The outsourcing giant Capita has put patients at risk of serious harm after taking over NHS England’s administration service, Whitehall’s spending watchdog has found. Failures resulted in 87 women being notified incorrectly that they were no longer part of the cervical screening programme and may have compromised patient safety, according to the National Audit Office (NAO). - Guardian
British-based clearinghouses should not be forced to move to the European Union after Brexit, a senior European Parliament lawmaker has said in a sign of a softening of Brussels’ hardline stance over the institutions' euro transactions. The EU is mulling changes to its rules for clearing houses, the majority of which are in London, which could lead the biggest being forced to establish EU headquarters. - Telegraph
Buy-to-let lending has fallen by a fifth over the past year as taxes on second homes, the removal of interest relief and tougher standards for lenders drained credit from the market. Lenders issued 5,500 buy-to-let mortgages for new purchases in March, a drop of 19.1 percent on a year earlier, according to UK Finance, the umbrella organisation for banks and building societies. The value of loans fell by 20 percent to £800 million. - The Times
The government will announced its final decision on whether to curb stakes on fixed-odds betting terminals (FOBTs) on Thursday, with the maximum bet widely expected to be cut to £2. The machines have become a focal point for campaigners’ concerns about problem gambling and the potential for racking up large losses on machines that currently allow players to bet £100 every 20 seconds. - Guardian

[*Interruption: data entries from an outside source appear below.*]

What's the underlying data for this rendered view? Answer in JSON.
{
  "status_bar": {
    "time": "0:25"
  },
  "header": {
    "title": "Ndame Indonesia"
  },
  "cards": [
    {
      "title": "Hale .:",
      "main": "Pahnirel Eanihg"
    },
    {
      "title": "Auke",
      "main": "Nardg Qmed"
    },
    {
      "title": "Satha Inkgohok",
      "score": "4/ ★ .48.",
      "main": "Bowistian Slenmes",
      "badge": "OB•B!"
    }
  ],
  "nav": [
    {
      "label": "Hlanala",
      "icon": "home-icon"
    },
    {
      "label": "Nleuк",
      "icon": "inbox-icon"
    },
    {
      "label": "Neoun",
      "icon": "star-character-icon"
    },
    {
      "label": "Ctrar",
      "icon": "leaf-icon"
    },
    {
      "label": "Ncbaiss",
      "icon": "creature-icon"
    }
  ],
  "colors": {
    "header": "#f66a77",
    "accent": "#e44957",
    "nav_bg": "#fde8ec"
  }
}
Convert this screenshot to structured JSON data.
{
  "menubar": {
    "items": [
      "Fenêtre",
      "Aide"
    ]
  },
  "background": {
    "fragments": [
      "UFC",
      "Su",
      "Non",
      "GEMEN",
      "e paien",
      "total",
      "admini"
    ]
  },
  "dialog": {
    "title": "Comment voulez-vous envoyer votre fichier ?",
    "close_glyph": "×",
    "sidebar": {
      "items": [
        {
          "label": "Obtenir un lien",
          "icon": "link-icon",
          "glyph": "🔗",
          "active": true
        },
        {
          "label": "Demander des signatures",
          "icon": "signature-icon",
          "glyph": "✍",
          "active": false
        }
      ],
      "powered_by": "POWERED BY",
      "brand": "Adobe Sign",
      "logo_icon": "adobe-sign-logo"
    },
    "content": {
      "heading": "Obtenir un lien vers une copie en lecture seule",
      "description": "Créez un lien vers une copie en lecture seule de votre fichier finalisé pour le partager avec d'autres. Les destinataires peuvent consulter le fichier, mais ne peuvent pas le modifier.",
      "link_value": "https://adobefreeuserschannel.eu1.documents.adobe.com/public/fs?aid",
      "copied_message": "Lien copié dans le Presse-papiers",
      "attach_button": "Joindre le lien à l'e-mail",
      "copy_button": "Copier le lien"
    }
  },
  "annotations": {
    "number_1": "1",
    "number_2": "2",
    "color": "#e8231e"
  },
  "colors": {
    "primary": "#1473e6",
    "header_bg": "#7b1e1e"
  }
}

Wall Street ended Wednesday in the green, even as investors keep an eye on bond yields and geopolitical concerns weigh on sentiment.
The Dow Jones Industrial Average was ahead 0.25% at 24,768.93, the S&P 500 added 0.41% to 2,722.46, and the Nasdaq 100 rose 0.6% to 6,929.97.
Stocks ended lower on Tuesday as the yield on the 10-year Treasury note crept back above 3% - to its highest point since 2011.
“Though the Fed's Williams reiterated his stance as regards the need for three to four rate hikes from the Fed this year, the move looks to have been prompted by a firm retail sales print for April (+0.3%) while March figures were revised to show growth of 0.8%,” noted analysts at Rabobank.
They added that the joint probability of a September and a December hike is now around 50%, higher than it has ever been this year.
Also weighing sentiment was news that North Korea has suspended talks with South Korea over the continuation of military drills with the US, and threatened to pull out of a planned summit with the US if it continues to pressure it to unilaterally abandon its nuclear weapons programme.